Since African Americans make up the majority of college football and basketball players — 56 and 61 percent, respectively — the NCAA is failing most of its marquee student-athletes and must immediately address this systemic problem.

Should college scholarships no longer be the dream for black student-athletes?

Harry Swayne, a scholarship football player at Rutgers and a 14-year NFL veteran, believes that student-athletes have become too preoccupied with the idea of going pro and disregard the value of a free education. He told the Associated Presss:

Statistically, more than likely, they won’t make it. We don’t want to talk them out of their dreams; we just want to give them some reality, too. We want to introduce them to some other possibilities for when football is over, because it is coming to an end sooner than they think and sooner than they’re ready for.”

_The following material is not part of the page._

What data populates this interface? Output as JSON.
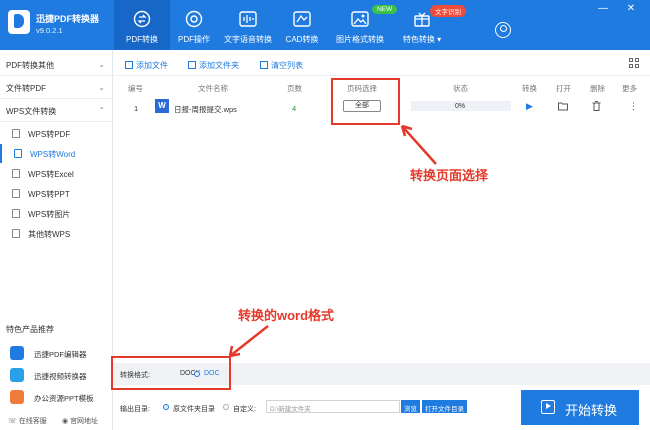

Do college scholarships affect the perception versus reality of going pro

Every college student-athlete thinks that they are going to make it to the pros, but the odds are heavily stacked against them. Only 1.2 percent of college basketball players and just 1.6 percent of college football players get drafted by the NBA or NFL. Even if a student-athlete is one of those one-percenters, the average NBA career is 4.8 years long, while the average NFL career is 3.5 years long, shorter than the standard college career.

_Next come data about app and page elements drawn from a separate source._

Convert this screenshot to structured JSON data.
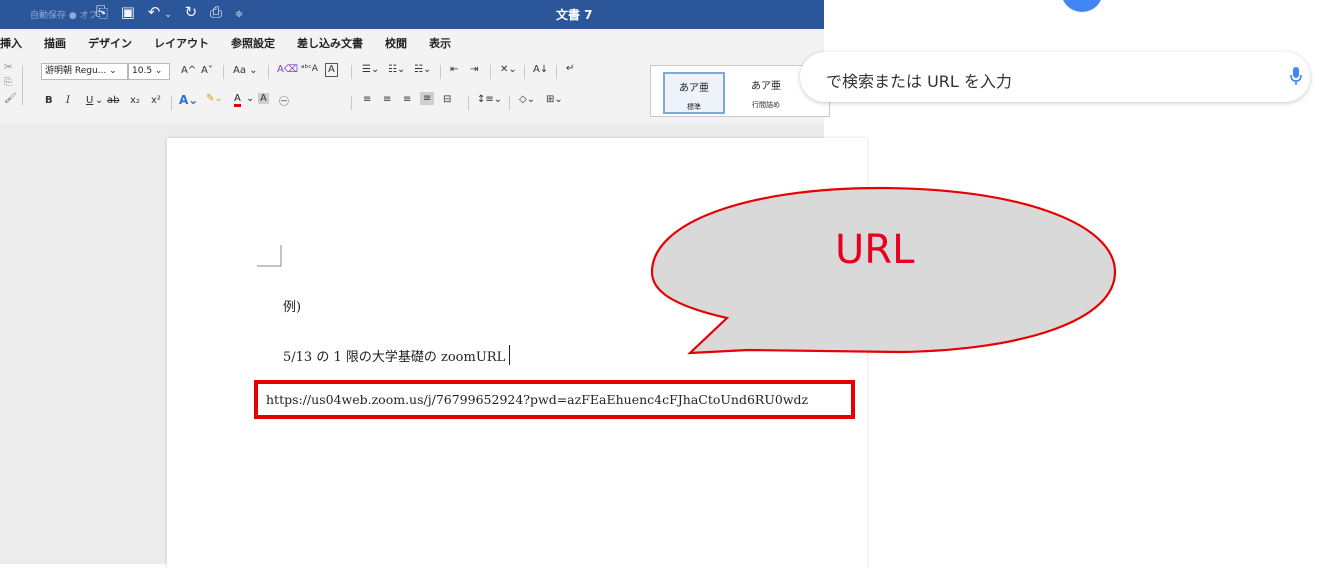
{
  "word": {
    "titlebar": {
      "autosave_label": "自動保存 ● オフ",
      "qat_icons": [
        "new-doc-icon",
        "save-icon",
        "undo-icon",
        "redo-icon",
        "print-icon",
        "customize-icon"
      ],
      "document_title": "文書 7"
    },
    "tabs": [
      "挿入",
      "描画",
      "デザイン",
      "レイアウト",
      "参照設定",
      "差し込み文書",
      "校閲",
      "表示"
    ],
    "ribbon": {
      "font_name": "游明朝 Regu...",
      "font_size": "10.5",
      "font_grow": "A^",
      "font_shrink": "A˅",
      "change_case": "Aa",
      "bold": "B",
      "italic": "I",
      "underline": "U",
      "strikethrough": "ab",
      "subscript": "x₂",
      "superscript": "x²",
      "sort": "A↓",
      "styles": [
        {
          "preview": "あア亜",
          "name": "標準"
        },
        {
          "preview": "あア亜",
          "name": "行間詰め"
        }
      ]
    },
    "document": {
      "line1": "例)",
      "line2": "5/13 の 1 限の大学基礎の zoomURL",
      "url_line": "https://us04web.zoom.us/j/76799652924?pwd=azFEaEhuenc4cFJhaCtoUnd6RU0wdz"
    }
  },
  "browser": {
    "search_placeholder": "で検索または URL を入力",
    "mic_icon": "mic-icon"
  },
  "annotation": {
    "bubble_text": "URL",
    "highlight_color": "#e60000",
    "bubble_fill": "#d9d9d9"
  },
  "colors": {
    "word_titlebar": "#2b579a",
    "ribbon_bg": "#f3f3f3",
    "google_blue": "#4285f4"
  }
}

Given these bleak numbers, it makes no sense for a student-athlete to leave college without a degree. It’s also a primary reason why NCSA Athletic Recruiting recommends finding the right academic, athletic and social fit.

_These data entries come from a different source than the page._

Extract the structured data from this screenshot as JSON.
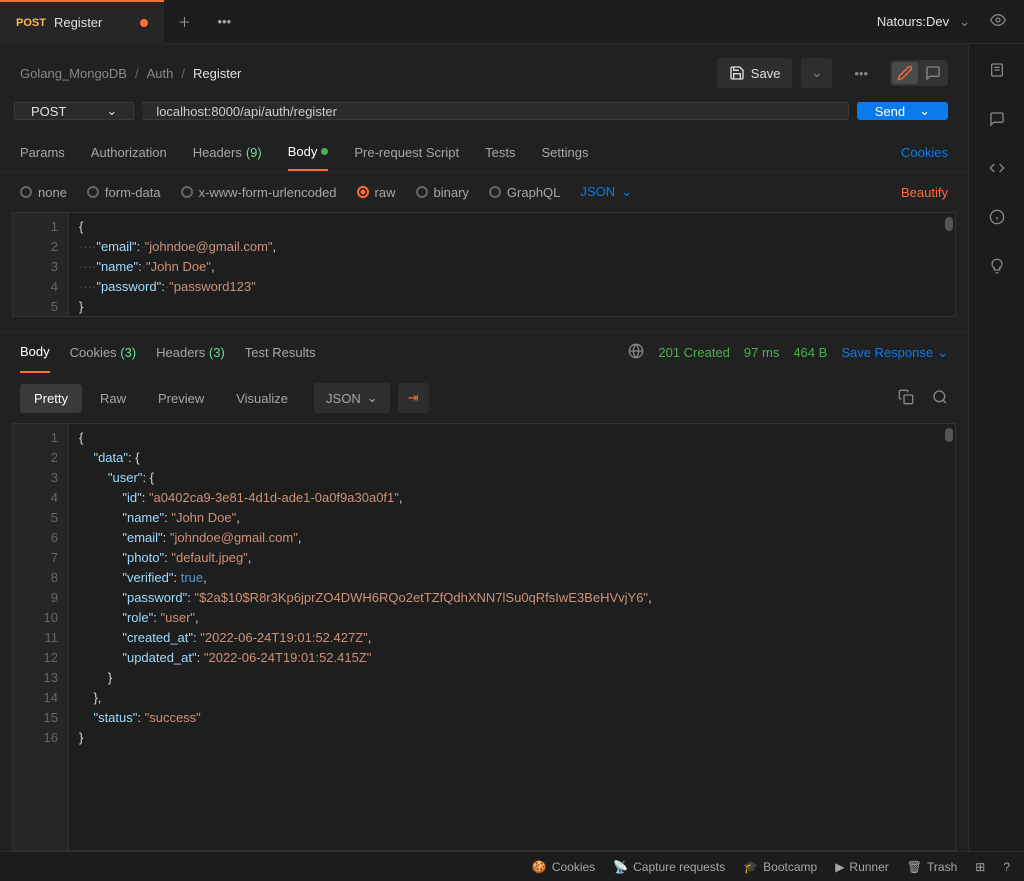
{
  "tab": {
    "method": "POST",
    "title": "Register",
    "dirty": true
  },
  "environment": "Natours:Dev",
  "breadcrumbs": [
    "Golang_MongoDB",
    "Auth",
    "Register"
  ],
  "save_label": "Save",
  "request": {
    "method": "POST",
    "url": "localhost:8000/api/auth/register"
  },
  "send_label": "Send",
  "req_tabs": {
    "params": "Params",
    "authorization": "Authorization",
    "headers": "Headers",
    "headers_count": "(9)",
    "body": "Body",
    "prerequest": "Pre-request Script",
    "tests": "Tests",
    "settings": "Settings",
    "cookies": "Cookies"
  },
  "body_types": {
    "none": "none",
    "formdata": "form-data",
    "urlencoded": "x-www-form-urlencoded",
    "raw": "raw",
    "binary": "binary",
    "graphql": "GraphQL",
    "json": "JSON",
    "beautify": "Beautify"
  },
  "request_body": {
    "lines": [
      "1",
      "2",
      "3",
      "4",
      "5"
    ],
    "email_k": "\"email\"",
    "email_v": "\"johndoe@gmail.com\"",
    "name_k": "\"name\"",
    "name_v": "\"John Doe\"",
    "password_k": "\"password\"",
    "password_v": "\"password123\""
  },
  "response_tabs": {
    "body": "Body",
    "cookies": "Cookies",
    "cookies_count": "(3)",
    "headers": "Headers",
    "headers_count": "(3)",
    "test_results": "Test Results"
  },
  "response_meta": {
    "status": "201 Created",
    "time": "97 ms",
    "size": "464 B",
    "save": "Save Response"
  },
  "view_modes": {
    "pretty": "Pretty",
    "raw": "Raw",
    "preview": "Preview",
    "visualize": "Visualize",
    "json": "JSON"
  },
  "response_body": {
    "lines": [
      "1",
      "2",
      "3",
      "4",
      "5",
      "6",
      "7",
      "8",
      "9",
      "10",
      "11",
      "12",
      "13",
      "14",
      "15",
      "16"
    ],
    "data_k": "\"data\"",
    "user_k": "\"user\"",
    "id_k": "\"id\"",
    "id_v": "\"a0402ca9-3e81-4d1d-ade1-0a0f9a30a0f1\"",
    "name_k": "\"name\"",
    "name_v": "\"John Doe\"",
    "email_k": "\"email\"",
    "email_v": "\"johndoe@gmail.com\"",
    "photo_k": "\"photo\"",
    "photo_v": "\"default.jpeg\"",
    "verified_k": "\"verified\"",
    "verified_v": "true",
    "password_k": "\"password\"",
    "password_v": "\"$2a$10$R8r3Kp6jprZO4DWH6RQo2etTZfQdhXNN7lSu0qRfsIwE3BeHVvjY6\"",
    "role_k": "\"role\"",
    "role_v": "\"user\"",
    "created_k": "\"created_at\"",
    "created_v": "\"2022-06-24T19:01:52.427Z\"",
    "updated_k": "\"updated_at\"",
    "updated_v": "\"2022-06-24T19:01:52.415Z\"",
    "status_k": "\"status\"",
    "status_v": "\"success\""
  },
  "footer": {
    "cookies": "Cookies",
    "capture": "Capture requests",
    "bootcamp": "Bootcamp",
    "runner": "Runner",
    "trash": "Trash"
  }
}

NBA’s one-and-done rule needs to be changed

A few years back, the NBA instituted the one-and-done rule, which allows college student-athletes to declare for the NBA Draft after only one year of school. It was supposed to be a win-win for the NCAA and NBA, making the best players compete in college and also giving them an extra year to mature for the pros.

That sounds all well and good, but the one-and-done rule, coupled with guaranteed smaller NBA rookie contracts, inadvertently gave student-athletes a major finical incentive to leave for the pros. In order to make the most money, NBA players must get their rookie deal over with as soon as possible and then sign their second and much more lucrative contract.

Hard dose of reality for college student-athletes

Top college football and basketball players benefit from extra academic support, yet they are too often coddled and extolled by the media and fellow students. It’s easy to understand why a 19-year old college freshman with seemingly unlimited physical gifts and tons of positive reenforcement might think he’s going to be a star at the next level.

Let’s all remember when we are enjoying the NCAA men’s basketball tournament this weekend that the hyperactive student with the face paint and crazy antics has a better chance of graduating than the stoic, disciplined world-class athlete at the free throw line.


We’re here to help you prepare for your transition into college so you can earn a meaningful degree at a school that’s the right academic, athletic and social fit. The best way to get started is with a recruiting profile.

About the author
Tom Johnson